▶ [THE TASK]
Only the lines from the one with "Parse this screenshot: output" to the end of the records are wanted, each repeated exactly, both ends included.

[Component data from apps and pages]
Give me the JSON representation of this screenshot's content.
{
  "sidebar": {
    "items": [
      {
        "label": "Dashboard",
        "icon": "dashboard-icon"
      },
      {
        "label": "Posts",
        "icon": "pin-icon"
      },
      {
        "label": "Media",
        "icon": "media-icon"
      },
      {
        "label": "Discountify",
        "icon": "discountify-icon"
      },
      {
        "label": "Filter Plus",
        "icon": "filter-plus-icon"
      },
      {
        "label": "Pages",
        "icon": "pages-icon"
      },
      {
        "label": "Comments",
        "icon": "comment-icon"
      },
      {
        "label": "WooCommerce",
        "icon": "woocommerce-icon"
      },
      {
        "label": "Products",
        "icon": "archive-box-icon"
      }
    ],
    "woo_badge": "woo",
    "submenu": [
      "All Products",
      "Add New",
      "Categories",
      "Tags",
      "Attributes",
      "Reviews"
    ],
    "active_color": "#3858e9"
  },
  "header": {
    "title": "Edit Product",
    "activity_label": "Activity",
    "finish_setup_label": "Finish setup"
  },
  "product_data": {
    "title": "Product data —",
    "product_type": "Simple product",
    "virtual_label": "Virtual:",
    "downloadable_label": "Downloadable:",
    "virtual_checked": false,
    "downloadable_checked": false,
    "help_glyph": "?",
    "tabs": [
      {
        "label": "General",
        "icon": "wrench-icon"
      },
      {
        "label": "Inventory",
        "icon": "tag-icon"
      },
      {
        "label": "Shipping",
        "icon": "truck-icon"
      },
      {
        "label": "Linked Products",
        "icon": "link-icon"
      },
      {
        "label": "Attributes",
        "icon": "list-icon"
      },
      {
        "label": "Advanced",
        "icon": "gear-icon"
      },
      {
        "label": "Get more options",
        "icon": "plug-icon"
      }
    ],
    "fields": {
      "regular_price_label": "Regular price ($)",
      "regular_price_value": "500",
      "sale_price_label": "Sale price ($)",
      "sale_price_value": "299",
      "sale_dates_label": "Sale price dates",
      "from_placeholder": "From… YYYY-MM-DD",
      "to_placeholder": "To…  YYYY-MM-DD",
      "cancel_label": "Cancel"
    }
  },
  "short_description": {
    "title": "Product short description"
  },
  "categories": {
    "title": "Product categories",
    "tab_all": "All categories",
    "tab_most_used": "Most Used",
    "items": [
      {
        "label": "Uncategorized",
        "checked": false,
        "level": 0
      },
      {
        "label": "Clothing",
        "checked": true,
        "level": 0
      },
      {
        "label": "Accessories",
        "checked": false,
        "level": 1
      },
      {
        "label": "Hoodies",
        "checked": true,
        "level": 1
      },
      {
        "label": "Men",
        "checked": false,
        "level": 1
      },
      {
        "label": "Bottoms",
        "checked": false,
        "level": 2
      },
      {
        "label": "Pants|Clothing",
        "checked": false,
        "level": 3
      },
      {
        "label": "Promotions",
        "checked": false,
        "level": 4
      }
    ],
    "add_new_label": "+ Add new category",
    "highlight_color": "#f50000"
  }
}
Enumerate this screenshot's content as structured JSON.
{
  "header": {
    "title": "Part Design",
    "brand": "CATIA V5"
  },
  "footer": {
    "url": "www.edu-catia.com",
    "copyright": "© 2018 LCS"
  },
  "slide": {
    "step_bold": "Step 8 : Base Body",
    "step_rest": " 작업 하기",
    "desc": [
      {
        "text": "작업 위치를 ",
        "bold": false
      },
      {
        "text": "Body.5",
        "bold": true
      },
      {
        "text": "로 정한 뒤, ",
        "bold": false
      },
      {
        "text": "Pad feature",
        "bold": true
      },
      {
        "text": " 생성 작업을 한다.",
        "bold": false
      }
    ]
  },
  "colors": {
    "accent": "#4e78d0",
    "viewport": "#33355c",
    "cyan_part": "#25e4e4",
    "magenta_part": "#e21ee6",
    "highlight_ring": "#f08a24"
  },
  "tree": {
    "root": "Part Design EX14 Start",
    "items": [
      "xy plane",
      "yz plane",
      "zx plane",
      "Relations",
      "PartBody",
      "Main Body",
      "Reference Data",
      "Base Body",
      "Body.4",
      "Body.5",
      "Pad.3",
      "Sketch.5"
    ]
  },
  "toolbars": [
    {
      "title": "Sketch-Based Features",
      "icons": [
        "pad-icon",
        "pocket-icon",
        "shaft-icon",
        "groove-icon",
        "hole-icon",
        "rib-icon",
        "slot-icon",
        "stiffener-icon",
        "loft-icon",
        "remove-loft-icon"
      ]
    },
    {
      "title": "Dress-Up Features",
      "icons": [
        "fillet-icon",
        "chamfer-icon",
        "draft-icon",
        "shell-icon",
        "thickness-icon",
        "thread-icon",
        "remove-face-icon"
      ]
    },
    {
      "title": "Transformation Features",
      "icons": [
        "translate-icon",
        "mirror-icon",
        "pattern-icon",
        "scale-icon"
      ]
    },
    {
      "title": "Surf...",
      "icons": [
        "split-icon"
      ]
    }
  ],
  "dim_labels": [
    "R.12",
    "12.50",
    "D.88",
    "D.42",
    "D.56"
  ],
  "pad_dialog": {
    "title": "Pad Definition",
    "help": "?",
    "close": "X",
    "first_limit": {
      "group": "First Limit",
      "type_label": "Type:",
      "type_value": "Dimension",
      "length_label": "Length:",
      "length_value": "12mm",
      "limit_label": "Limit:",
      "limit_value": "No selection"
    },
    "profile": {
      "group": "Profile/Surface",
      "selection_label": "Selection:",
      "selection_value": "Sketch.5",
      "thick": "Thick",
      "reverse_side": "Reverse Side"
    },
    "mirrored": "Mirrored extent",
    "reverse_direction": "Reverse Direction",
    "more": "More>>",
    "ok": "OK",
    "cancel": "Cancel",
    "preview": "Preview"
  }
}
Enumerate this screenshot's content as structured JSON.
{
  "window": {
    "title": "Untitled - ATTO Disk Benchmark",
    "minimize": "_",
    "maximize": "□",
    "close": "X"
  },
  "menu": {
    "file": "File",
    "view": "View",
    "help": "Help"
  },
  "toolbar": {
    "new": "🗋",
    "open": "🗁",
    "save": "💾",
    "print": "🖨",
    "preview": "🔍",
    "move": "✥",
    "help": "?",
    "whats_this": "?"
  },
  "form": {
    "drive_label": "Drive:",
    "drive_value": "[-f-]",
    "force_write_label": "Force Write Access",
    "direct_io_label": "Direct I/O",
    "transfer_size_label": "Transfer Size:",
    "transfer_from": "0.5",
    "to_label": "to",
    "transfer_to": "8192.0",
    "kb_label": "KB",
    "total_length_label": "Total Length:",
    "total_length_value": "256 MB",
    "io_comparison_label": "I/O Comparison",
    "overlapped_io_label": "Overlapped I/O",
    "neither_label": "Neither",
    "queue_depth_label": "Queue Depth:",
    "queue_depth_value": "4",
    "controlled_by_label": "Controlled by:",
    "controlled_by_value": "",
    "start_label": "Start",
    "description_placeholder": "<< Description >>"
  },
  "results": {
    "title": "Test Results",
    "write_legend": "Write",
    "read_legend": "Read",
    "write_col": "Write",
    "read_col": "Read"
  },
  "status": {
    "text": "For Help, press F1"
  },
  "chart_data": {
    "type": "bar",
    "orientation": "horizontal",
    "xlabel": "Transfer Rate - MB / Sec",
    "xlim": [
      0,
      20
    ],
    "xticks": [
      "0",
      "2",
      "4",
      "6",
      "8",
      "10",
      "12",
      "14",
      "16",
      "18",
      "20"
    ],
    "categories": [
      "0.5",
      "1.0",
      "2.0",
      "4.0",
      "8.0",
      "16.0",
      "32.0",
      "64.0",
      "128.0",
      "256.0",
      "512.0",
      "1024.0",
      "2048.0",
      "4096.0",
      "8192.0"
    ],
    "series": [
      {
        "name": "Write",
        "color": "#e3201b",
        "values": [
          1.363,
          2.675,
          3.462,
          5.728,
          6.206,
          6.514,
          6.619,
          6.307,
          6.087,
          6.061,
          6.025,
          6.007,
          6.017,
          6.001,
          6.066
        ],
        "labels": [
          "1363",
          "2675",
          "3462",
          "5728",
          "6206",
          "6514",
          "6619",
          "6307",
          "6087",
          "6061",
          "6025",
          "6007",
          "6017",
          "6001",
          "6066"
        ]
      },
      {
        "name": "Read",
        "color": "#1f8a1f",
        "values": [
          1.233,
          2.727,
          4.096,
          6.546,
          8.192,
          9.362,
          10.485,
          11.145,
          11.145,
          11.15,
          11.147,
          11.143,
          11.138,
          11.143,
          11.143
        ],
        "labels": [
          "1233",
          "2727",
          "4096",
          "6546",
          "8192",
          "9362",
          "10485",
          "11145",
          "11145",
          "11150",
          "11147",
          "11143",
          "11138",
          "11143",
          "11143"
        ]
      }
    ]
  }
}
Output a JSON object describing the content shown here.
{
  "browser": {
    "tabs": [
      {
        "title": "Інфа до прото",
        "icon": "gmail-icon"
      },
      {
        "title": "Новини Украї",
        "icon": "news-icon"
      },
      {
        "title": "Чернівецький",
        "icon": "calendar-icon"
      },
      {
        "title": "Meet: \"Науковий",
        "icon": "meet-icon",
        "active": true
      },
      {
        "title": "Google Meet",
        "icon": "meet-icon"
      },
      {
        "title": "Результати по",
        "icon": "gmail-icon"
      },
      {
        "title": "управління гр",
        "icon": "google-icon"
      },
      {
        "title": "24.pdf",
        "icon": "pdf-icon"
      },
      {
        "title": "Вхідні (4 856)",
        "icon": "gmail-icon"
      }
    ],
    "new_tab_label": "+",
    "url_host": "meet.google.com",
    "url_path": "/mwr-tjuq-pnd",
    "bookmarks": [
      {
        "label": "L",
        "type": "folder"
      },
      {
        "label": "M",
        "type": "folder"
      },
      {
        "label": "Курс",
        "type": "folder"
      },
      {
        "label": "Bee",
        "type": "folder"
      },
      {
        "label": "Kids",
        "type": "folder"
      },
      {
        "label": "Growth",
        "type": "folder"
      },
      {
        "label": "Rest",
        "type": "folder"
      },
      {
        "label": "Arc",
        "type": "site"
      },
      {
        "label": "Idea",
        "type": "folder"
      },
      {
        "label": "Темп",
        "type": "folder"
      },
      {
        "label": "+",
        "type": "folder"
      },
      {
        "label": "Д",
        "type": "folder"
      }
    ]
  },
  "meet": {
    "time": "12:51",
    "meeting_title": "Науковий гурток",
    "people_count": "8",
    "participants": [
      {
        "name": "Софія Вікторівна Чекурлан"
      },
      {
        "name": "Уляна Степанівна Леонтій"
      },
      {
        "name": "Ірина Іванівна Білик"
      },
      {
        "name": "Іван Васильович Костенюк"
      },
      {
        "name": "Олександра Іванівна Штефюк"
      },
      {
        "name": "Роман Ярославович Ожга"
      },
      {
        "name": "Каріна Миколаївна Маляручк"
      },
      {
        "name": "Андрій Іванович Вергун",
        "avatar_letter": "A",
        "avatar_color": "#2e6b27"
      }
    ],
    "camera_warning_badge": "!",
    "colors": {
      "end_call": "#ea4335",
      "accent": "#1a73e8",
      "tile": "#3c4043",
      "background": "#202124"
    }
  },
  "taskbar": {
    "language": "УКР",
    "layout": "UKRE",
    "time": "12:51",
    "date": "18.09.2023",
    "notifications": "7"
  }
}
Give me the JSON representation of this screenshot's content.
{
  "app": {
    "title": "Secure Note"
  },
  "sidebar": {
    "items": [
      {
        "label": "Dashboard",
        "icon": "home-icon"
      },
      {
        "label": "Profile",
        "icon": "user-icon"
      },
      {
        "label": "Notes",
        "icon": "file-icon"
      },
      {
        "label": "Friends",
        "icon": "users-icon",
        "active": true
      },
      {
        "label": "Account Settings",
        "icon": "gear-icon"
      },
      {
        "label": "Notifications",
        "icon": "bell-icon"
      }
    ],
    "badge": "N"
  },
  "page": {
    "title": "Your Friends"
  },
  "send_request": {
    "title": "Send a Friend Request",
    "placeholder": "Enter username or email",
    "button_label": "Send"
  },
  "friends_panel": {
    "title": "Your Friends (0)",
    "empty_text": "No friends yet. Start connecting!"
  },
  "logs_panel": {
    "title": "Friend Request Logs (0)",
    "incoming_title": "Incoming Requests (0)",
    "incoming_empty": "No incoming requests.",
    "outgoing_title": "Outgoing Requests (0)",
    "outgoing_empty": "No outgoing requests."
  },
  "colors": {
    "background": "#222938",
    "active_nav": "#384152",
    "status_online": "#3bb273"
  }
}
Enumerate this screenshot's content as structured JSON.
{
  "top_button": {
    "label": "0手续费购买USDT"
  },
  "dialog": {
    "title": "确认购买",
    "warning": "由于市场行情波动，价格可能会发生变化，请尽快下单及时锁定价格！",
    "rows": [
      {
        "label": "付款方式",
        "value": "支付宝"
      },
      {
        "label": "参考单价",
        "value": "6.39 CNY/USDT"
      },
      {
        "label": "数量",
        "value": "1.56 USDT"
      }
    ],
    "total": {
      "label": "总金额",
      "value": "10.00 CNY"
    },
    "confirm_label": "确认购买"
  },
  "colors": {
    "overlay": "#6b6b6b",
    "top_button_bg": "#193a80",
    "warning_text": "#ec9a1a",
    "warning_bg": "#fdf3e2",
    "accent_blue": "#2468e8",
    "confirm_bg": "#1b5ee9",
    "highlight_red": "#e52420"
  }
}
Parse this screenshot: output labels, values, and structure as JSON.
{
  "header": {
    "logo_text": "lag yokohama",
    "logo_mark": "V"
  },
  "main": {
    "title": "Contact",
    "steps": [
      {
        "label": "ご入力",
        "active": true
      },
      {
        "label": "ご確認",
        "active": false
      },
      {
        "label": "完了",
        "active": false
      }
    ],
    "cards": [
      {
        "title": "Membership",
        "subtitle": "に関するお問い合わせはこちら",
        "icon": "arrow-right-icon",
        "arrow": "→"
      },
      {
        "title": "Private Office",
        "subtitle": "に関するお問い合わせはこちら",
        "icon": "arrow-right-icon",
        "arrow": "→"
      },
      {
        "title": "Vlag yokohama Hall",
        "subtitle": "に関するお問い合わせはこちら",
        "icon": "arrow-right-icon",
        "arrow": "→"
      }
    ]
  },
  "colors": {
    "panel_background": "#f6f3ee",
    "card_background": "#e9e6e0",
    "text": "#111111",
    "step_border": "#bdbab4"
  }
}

▶ [WRITTEN REPLY]
Parse this screenshot: output labels, values, and structure as JSON.
{
  "header": {
    "logo_text": "lag yokohama",
    "logo_mark": "V"
  },
  "main": {
    "title": "Contact",
    "steps": [
      {
        "label": "ご入力",
        "active": true
      },
      {
        "label": "ご確認",
        "active": false
      },
      {
        "label": "完了",
        "active": false
      }
    ],
    "cards": [
      {
        "title": "Membership",
        "subtitle": "に関するお問い合わせはこちら",
        "icon": "arrow-right-icon",
        "arrow": "→"
      },
      {
        "title": "Private Office",
        "subtitle": "に関するお問い合わせはこちら",
        "icon": "arrow-right-icon",
        "arrow": "→"
      },
      {
        "title": "Vlag yokohama Hall",
        "subtitle": "に関するお問い合わせはこちら",
        "icon": "arrow-right-icon",
        "arrow": "→"
      }
    ]
  },
  "colors": {
    "panel_background": "#f6f3ee",
    "card_background": "#e9e6e0",
    "text": "#111111",
    "step_border": "#bdbab4"
  }
}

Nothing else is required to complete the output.